### Dataset excerpts ###

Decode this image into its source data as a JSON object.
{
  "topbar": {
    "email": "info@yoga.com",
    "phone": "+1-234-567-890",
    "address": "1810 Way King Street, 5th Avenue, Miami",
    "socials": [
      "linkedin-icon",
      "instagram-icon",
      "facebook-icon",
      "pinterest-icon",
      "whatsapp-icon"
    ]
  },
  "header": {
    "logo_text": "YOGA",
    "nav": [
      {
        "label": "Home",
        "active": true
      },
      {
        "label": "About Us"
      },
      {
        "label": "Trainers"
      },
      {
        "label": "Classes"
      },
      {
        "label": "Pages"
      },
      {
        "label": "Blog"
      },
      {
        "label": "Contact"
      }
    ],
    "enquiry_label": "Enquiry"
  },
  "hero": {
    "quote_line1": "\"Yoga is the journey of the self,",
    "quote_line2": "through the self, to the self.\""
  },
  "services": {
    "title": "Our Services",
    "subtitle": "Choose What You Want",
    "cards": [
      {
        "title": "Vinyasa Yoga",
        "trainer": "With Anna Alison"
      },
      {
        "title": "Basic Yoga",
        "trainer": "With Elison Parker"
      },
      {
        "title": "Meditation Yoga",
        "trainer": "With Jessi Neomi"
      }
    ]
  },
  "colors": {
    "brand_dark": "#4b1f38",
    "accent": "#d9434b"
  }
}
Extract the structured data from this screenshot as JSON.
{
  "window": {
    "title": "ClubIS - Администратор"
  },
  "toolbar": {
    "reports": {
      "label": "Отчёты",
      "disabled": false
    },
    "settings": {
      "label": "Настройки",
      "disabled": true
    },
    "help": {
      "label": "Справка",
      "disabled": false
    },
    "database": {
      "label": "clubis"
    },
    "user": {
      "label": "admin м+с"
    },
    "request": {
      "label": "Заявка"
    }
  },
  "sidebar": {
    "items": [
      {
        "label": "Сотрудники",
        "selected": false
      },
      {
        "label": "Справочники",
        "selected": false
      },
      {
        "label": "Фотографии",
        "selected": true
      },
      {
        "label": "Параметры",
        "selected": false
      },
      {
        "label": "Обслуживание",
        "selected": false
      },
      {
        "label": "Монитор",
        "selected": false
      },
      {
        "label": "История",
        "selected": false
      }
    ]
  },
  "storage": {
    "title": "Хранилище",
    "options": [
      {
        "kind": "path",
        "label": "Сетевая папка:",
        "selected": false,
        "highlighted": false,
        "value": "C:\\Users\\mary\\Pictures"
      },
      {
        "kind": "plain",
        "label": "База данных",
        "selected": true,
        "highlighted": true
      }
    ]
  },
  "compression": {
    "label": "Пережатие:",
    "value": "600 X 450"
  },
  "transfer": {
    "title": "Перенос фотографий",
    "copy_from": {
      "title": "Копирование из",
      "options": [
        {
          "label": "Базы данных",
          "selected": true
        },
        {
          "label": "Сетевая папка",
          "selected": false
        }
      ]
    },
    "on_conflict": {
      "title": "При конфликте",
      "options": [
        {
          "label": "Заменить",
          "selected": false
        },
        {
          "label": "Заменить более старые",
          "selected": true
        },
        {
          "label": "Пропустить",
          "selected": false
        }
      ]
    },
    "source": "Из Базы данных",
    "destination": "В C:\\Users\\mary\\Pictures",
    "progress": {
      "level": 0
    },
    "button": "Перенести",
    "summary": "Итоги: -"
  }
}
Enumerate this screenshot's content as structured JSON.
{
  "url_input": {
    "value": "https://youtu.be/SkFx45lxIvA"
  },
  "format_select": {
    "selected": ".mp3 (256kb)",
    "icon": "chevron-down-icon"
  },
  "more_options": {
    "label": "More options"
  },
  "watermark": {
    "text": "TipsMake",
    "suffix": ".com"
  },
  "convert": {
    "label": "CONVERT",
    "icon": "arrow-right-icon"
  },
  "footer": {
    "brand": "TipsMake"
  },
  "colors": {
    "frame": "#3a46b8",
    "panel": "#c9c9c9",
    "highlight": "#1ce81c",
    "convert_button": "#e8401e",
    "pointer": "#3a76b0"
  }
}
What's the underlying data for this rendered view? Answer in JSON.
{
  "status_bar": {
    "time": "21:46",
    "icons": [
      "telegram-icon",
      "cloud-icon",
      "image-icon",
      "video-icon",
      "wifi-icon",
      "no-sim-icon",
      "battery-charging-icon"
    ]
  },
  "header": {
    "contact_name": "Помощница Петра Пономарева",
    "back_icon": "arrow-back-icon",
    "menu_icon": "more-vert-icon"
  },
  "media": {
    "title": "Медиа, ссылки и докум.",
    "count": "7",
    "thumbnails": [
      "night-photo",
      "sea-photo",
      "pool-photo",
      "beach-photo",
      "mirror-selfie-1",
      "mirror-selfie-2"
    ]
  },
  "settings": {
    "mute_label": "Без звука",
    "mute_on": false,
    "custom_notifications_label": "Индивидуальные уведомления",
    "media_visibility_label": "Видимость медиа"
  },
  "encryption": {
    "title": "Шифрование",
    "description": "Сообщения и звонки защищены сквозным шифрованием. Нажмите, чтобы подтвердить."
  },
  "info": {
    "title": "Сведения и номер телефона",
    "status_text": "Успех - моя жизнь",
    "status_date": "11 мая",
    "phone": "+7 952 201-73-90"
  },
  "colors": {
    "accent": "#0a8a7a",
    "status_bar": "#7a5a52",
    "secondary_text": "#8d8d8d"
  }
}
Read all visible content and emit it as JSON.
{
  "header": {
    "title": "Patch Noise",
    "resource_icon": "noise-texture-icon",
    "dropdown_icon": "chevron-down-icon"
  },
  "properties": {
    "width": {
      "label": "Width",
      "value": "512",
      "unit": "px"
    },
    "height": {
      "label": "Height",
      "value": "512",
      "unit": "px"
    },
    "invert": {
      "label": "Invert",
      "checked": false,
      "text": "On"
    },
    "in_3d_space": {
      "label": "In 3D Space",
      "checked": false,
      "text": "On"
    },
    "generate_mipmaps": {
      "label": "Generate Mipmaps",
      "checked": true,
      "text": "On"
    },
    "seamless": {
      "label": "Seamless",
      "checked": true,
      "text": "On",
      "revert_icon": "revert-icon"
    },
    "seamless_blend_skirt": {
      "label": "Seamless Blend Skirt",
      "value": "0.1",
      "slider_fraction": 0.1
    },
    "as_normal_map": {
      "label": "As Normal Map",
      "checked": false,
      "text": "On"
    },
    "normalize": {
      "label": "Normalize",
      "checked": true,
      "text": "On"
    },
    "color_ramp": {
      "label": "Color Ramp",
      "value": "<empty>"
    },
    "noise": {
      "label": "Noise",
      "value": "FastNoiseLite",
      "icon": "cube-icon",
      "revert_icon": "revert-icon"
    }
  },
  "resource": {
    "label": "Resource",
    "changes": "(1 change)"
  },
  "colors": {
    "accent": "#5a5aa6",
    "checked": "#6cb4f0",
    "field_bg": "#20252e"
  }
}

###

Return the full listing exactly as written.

> [Solution]:
Decode this image into its source data as a JSON object.
{
  "topbar": {
    "email": "info@yoga.com",
    "phone": "+1-234-567-890",
    "address": "1810 Way King Street, 5th Avenue, Miami",
    "socials": [
      "linkedin-icon",
      "instagram-icon",
      "facebook-icon",
      "pinterest-icon",
      "whatsapp-icon"
    ]
  },
  "header": {
    "logo_text": "YOGA",
    "nav": [
      {
        "label": "Home",
        "active": true
      },
      {
        "label": "About Us"
      },
      {
        "label": "Trainers"
      },
      {
        "label": "Classes"
      },
      {
        "label": "Pages"
      },
      {
        "label": "Blog"
      },
      {
        "label": "Contact"
      }
    ],
    "enquiry_label": "Enquiry"
  },
  "hero": {
    "quote_line1": "\"Yoga is the journey of the self,",
    "quote_line2": "through the self, to the self.\""
  },
  "services": {
    "title": "Our Services",
    "subtitle": "Choose What You Want",
    "cards": [
      {
        "title": "Vinyasa Yoga",
        "trainer": "With Anna Alison"
      },
      {
        "title": "Basic Yoga",
        "trainer": "With Elison Parker"
      },
      {
        "title": "Meditation Yoga",
        "trainer": "With Jessi Neomi"
      }
    ]
  },
  "colors": {
    "brand_dark": "#4b1f38",
    "accent": "#d9434b"
  }
}
Extract the structured data from this screenshot as JSON.
{
  "window": {
    "title": "ClubIS - Администратор"
  },
  "toolbar": {
    "reports": {
      "label": "Отчёты",
      "disabled": false
    },
    "settings": {
      "label": "Настройки",
      "disabled": true
    },
    "help": {
      "label": "Справка",
      "disabled": false
    },
    "database": {
      "label": "clubis"
    },
    "user": {
      "label": "admin м+с"
    },
    "request": {
      "label": "Заявка"
    }
  },
  "sidebar": {
    "items": [
      {
        "label": "Сотрудники",
        "selected": false
      },
      {
        "label": "Справочники",
        "selected": false
      },
      {
        "label": "Фотографии",
        "selected": true
      },
      {
        "label": "Параметры",
        "selected": false
      },
      {
        "label": "Обслуживание",
        "selected": false
      },
      {
        "label": "Монитор",
        "selected": false
      },
      {
        "label": "История",
        "selected": false
      }
    ]
  },
  "storage": {
    "title": "Хранилище",
    "options": [
      {
        "kind": "path",
        "label": "Сетевая папка:",
        "selected": false,
        "highlighted": false,
        "value": "C:\\Users\\mary\\Pictures"
      },
      {
        "kind": "plain",
        "label": "База данных",
        "selected": true,
        "highlighted": true
      }
    ]
  },
  "compression": {
    "label": "Пережатие:",
    "value": "600 X 450"
  },
  "transfer": {
    "title": "Перенос фотографий",
    "copy_from": {
      "title": "Копирование из",
      "options": [
        {
          "label": "Базы данных",
          "selected": true
        },
        {
          "label": "Сетевая папка",
          "selected": false
        }
      ]
    },
    "on_conflict": {
      "title": "При конфликте",
      "options": [
        {
          "label": "Заменить",
          "selected": false
        },
        {
          "label": "Заменить более старые",
          "selected": true
        },
        {
          "label": "Пропустить",
          "selected": false
        }
      ]
    },
    "source": "Из Базы данных",
    "destination": "В C:\\Users\\mary\\Pictures",
    "progress": {
      "level": 0
    },
    "button": "Перенести",
    "summary": "Итоги: -"
  }
}
Enumerate this screenshot's content as structured JSON.
{
  "url_input": {
    "value": "https://youtu.be/SkFx45lxIvA"
  },
  "format_select": {
    "selected": ".mp3 (256kb)",
    "icon": "chevron-down-icon"
  },
  "more_options": {
    "label": "More options"
  },
  "watermark": {
    "text": "TipsMake",
    "suffix": ".com"
  },
  "convert": {
    "label": "CONVERT",
    "icon": "arrow-right-icon"
  },
  "footer": {
    "brand": "TipsMake"
  },
  "colors": {
    "frame": "#3a46b8",
    "panel": "#c9c9c9",
    "highlight": "#1ce81c",
    "convert_button": "#e8401e",
    "pointer": "#3a76b0"
  }
}
What's the underlying data for this rendered view? Answer in JSON.
{
  "status_bar": {
    "time": "21:46",
    "icons": [
      "telegram-icon",
      "cloud-icon",
      "image-icon",
      "video-icon",
      "wifi-icon",
      "no-sim-icon",
      "battery-charging-icon"
    ]
  },
  "header": {
    "contact_name": "Помощница Петра Пономарева",
    "back_icon": "arrow-back-icon",
    "menu_icon": "more-vert-icon"
  },
  "media": {
    "title": "Медиа, ссылки и докум.",
    "count": "7",
    "thumbnails": [
      "night-photo",
      "sea-photo",
      "pool-photo",
      "beach-photo",
      "mirror-selfie-1",
      "mirror-selfie-2"
    ]
  },
  "settings": {
    "mute_label": "Без звука",
    "mute_on": false,
    "custom_notifications_label": "Индивидуальные уведомления",
    "media_visibility_label": "Видимость медиа"
  },
  "encryption": {
    "title": "Шифрование",
    "description": "Сообщения и звонки защищены сквозным шифрованием. Нажмите, чтобы подтвердить."
  },
  "info": {
    "title": "Сведения и номер телефона",
    "status_text": "Успех - моя жизнь",
    "status_date": "11 мая",
    "phone": "+7 952 201-73-90"
  },
  "colors": {
    "accent": "#0a8a7a",
    "status_bar": "#7a5a52",
    "secondary_text": "#8d8d8d"
  }
}
Read all visible content and emit it as JSON.
{
  "header": {
    "title": "Patch Noise",
    "resource_icon": "noise-texture-icon",
    "dropdown_icon": "chevron-down-icon"
  },
  "properties": {
    "width": {
      "label": "Width",
      "value": "512",
      "unit": "px"
    },
    "height": {
      "label": "Height",
      "value": "512",
      "unit": "px"
    },
    "invert": {
      "label": "Invert",
      "checked": false,
      "text": "On"
    },
    "in_3d_space": {
      "label": "In 3D Space",
      "checked": false,
      "text": "On"
    },
    "generate_mipmaps": {
      "label": "Generate Mipmaps",
      "checked": true,
      "text": "On"
    },
    "seamless": {
      "label": "Seamless",
      "checked": true,
      "text": "On",
      "revert_icon": "revert-icon"
    },
    "seamless_blend_skirt": {
      "label": "Seamless Blend Skirt",
      "value": "0.1",
      "slider_fraction": 0.1
    },
    "as_normal_map": {
      "label": "As Normal Map",
      "checked": false,
      "text": "On"
    },
    "normalize": {
      "label": "Normalize",
      "checked": true,
      "text": "On"
    },
    "color_ramp": {
      "label": "Color Ramp",
      "value": "<empty>"
    },
    "noise": {
      "label": "Noise",
      "value": "FastNoiseLite",
      "icon": "cube-icon",
      "revert_icon": "revert-icon"
    }
  },
  "resource": {
    "label": "Resource",
    "changes": "(1 change)"
  },
  "colors": {
    "accent": "#5a5aa6",
    "checked": "#6cb4f0",
    "field_bg": "#20252e"
  }
}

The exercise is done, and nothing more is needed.